_DESCRIPTION OF THE TASK_
Only lines containing the word "true" are needed; pull them out of the material.

_SUPPLIED RECORDS_
########################################

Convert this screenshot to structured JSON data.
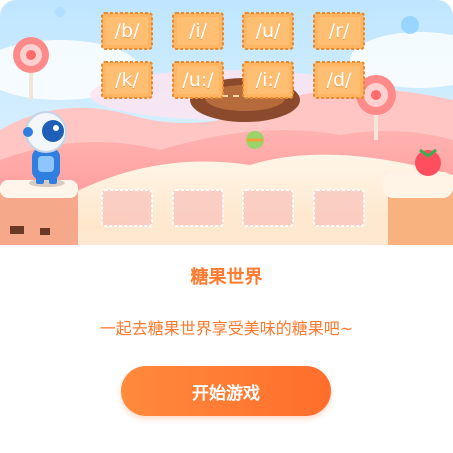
{
  "scene": {
    "phoneme_tiles": [
      {
        "label": "/b/"
      },
      {
        "label": "/i/"
      },
      {
        "label": "/u/"
      },
      {
        "label": "/r/"
      },
      {
        "label": "/k/"
      },
      {
        "label": "/u:/"
      },
      {
        "label": "/i:/"
      },
      {
        "label": "/d/"
      }
    ],
    "answer_slot_count": 4,
    "colors": {
      "sky": "#d8f1ff",
      "tile": "#ffb562",
      "tile_border": "#e88a2f",
      "pink_hill": "#ff9aa0",
      "cream_hill": "#fff0dc",
      "slot_border": "#ffffff"
    }
  },
  "game": {
    "title": "糖果世界",
    "description": "一起去糖果世界享受美味的糖果吧~",
    "start_label": "开始游戏"
  }
}
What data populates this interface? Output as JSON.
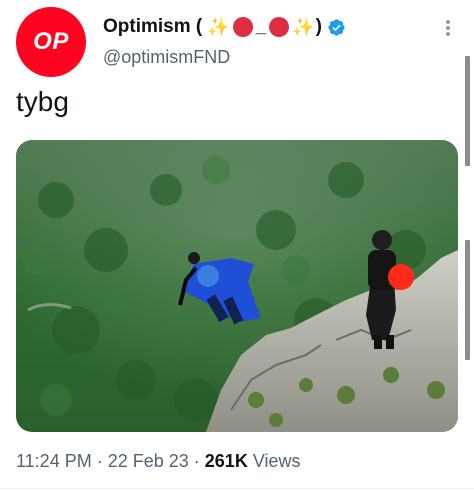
{
  "author": {
    "avatar_text": "OP",
    "display_name": "Optimism (",
    "name_suffix_open": "",
    "underscore": "_",
    "name_close": ")",
    "handle": "@optimismFND",
    "verified": true,
    "brand_color": "#ff0420"
  },
  "icons": {
    "sparkle": "✨",
    "red_circle": "red-circle-emoji",
    "verified": "verified-badge-icon",
    "more": "more-options-icon"
  },
  "tweet": {
    "text": "tybg",
    "image_description_icon": "wingsuit-photo"
  },
  "meta": {
    "time": "11:24 PM",
    "sep1": " · ",
    "date": "22 Feb 23",
    "sep2": " · ",
    "views": "261K",
    "views_label": " Views"
  },
  "colors": {
    "text_primary": "#0f1419",
    "text_secondary": "#536471",
    "verified_blue": "#1d9bf0",
    "wingsuit_blue": "#1f4fd6",
    "red_balloon": "#ff0420"
  }
}
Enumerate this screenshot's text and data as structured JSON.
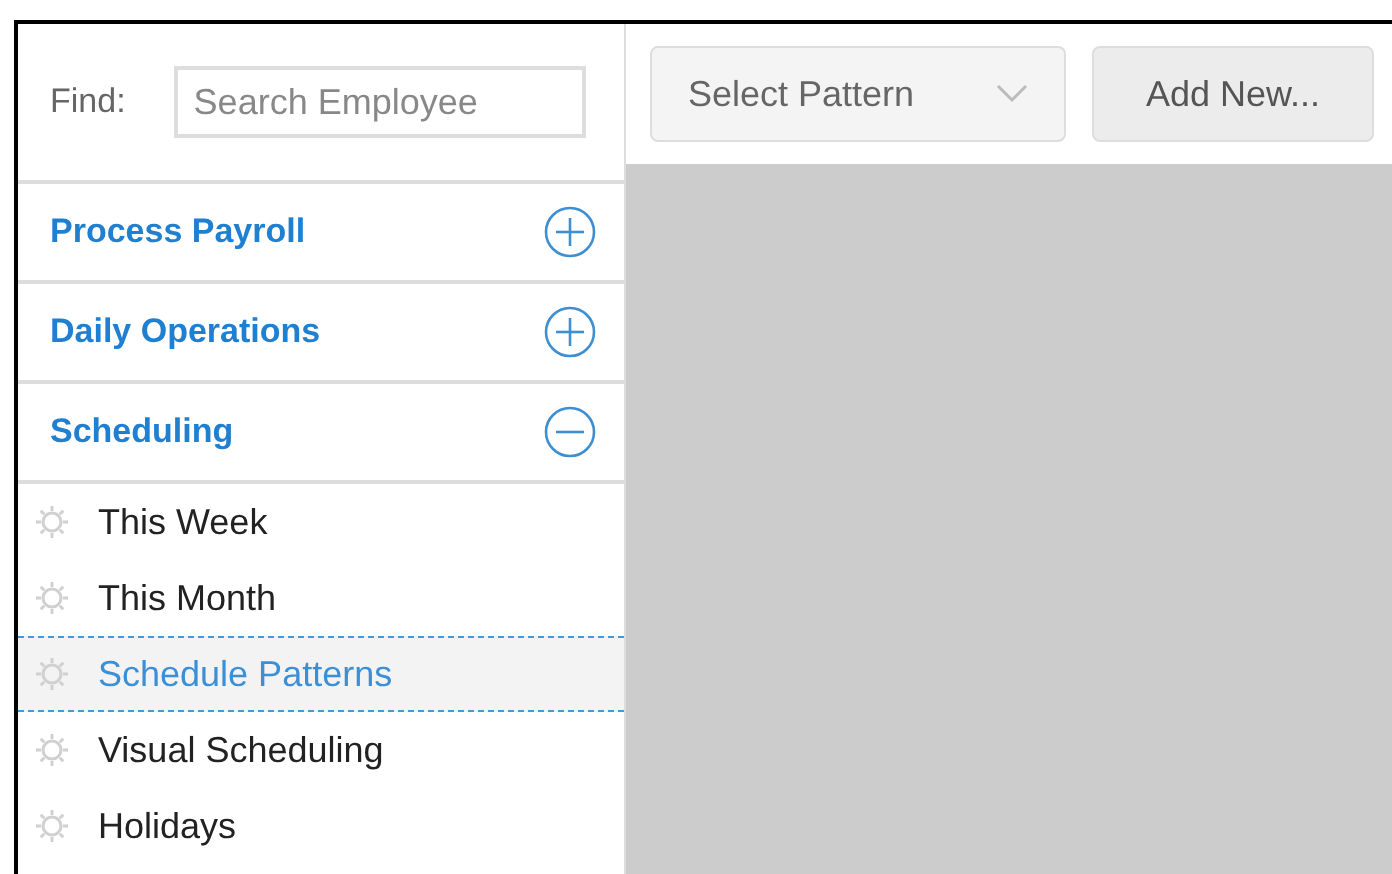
{
  "find": {
    "label": "Find:",
    "placeholder": "Search Employee"
  },
  "sections": [
    {
      "title": "Process Payroll",
      "expanded": false
    },
    {
      "title": "Daily Operations",
      "expanded": false
    },
    {
      "title": "Scheduling",
      "expanded": true,
      "items": [
        {
          "label": "This Week",
          "selected": false
        },
        {
          "label": "This Month",
          "selected": false
        },
        {
          "label": "Schedule Patterns",
          "selected": true
        },
        {
          "label": "Visual Scheduling",
          "selected": false
        },
        {
          "label": "Holidays",
          "selected": false
        }
      ]
    }
  ],
  "toolbar": {
    "select": {
      "placeholder": "Select Pattern"
    },
    "button": "Add New..."
  }
}
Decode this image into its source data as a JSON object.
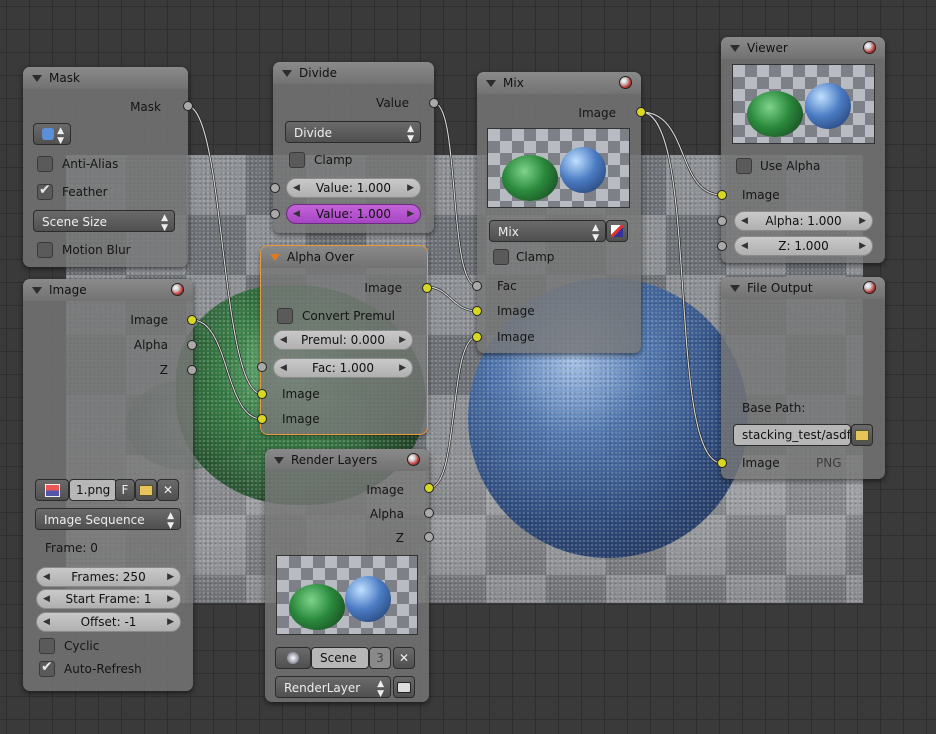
{
  "nodes": {
    "mask": {
      "title": "Mask",
      "output_mask": "Mask",
      "anti_alias": "Anti-Alias",
      "feather": "Feather",
      "size_select": "Scene Size",
      "motion_blur": "Motion Blur"
    },
    "image": {
      "title": "Image",
      "out_image": "Image",
      "out_alpha": "Alpha",
      "out_z": "Z",
      "file_name": "1.png",
      "fake_user": "F",
      "source_select": "Image Sequence",
      "frame_label": "Frame: 0",
      "frames": "Frames: 250",
      "start_frame": "Start Frame: 1",
      "offset": "Offset: -1",
      "cyclic": "Cyclic",
      "auto_refresh": "Auto-Refresh"
    },
    "divide": {
      "title": "Divide",
      "out_value": "Value",
      "operation": "Divide",
      "clamp": "Clamp",
      "value1": "Value: 1.000",
      "value2": "Value: 1.000"
    },
    "alpha_over": {
      "title": "Alpha Over",
      "out_image": "Image",
      "convert_premul": "Convert Premul",
      "premul": "Premul: 0.000",
      "fac": "Fac: 1.000",
      "in_image1": "Image",
      "in_image2": "Image"
    },
    "render_layers": {
      "title": "Render Layers",
      "out_image": "Image",
      "out_alpha": "Alpha",
      "out_z": "Z",
      "scene": "Scene",
      "scene_users": "3",
      "layer": "RenderLayer"
    },
    "mix": {
      "title": "Mix",
      "out_image": "Image",
      "blend_mode": "Mix",
      "clamp": "Clamp",
      "in_fac": "Fac",
      "in_image1": "Image",
      "in_image2": "Image"
    },
    "viewer": {
      "title": "Viewer",
      "use_alpha": "Use Alpha",
      "in_image": "Image",
      "alpha": "Alpha: 1.000",
      "z": "Z: 1.000"
    },
    "file_output": {
      "title": "File Output",
      "base_path_label": "Base Path:",
      "base_path": "stacking_test/asdf/",
      "in_image": "Image",
      "format": "PNG"
    }
  },
  "colors": {
    "socket_color": "#d8d822",
    "socket_value": "#a9a9a9",
    "active_outline": "#e59a3b",
    "purple_slider": "#b050cc"
  },
  "icons": {
    "node_preview": "material-ball-icon",
    "folder": "folder-icon",
    "close": "close-x-icon",
    "mask_datablock": "mask-icon",
    "image_datablock": "image-icon",
    "scene_datablock": "scene-icon",
    "render": "render-camera-icon",
    "color_picker": "color-ramp-icon"
  }
}
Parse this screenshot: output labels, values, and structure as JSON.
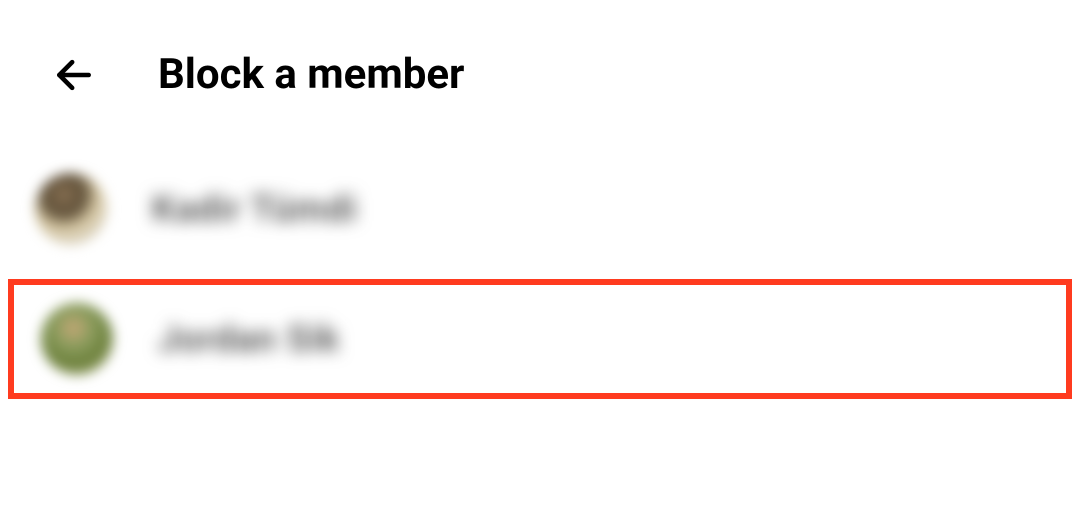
{
  "header": {
    "title": "Block a member"
  },
  "members": [
    {
      "name": "Kadir Tümdi",
      "highlighted": false
    },
    {
      "name": "Jordan Sik",
      "highlighted": true
    }
  ]
}
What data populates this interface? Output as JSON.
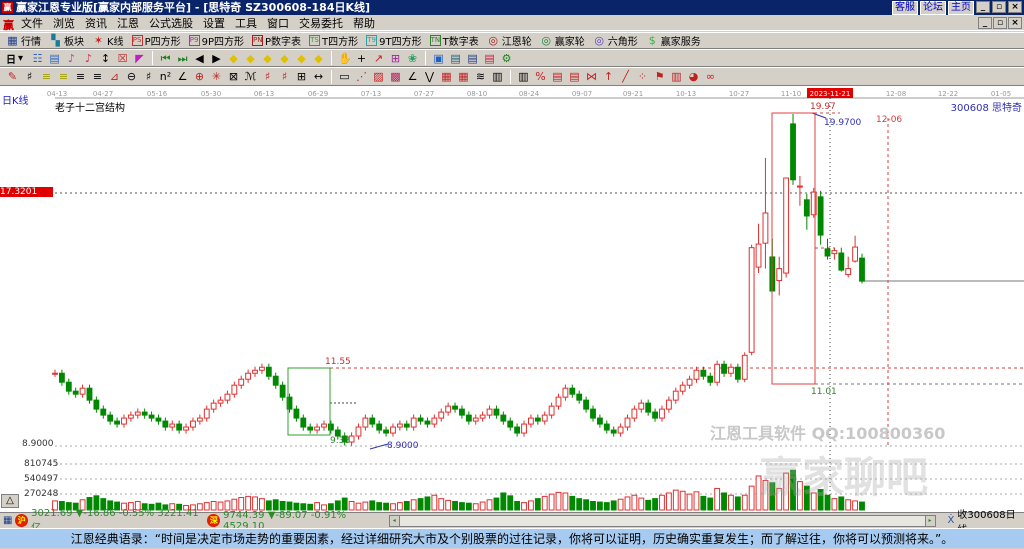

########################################

_TASK ANSWER_
    "verified": true,
      "expanded": true,
          "selected": true
      "highlighted": true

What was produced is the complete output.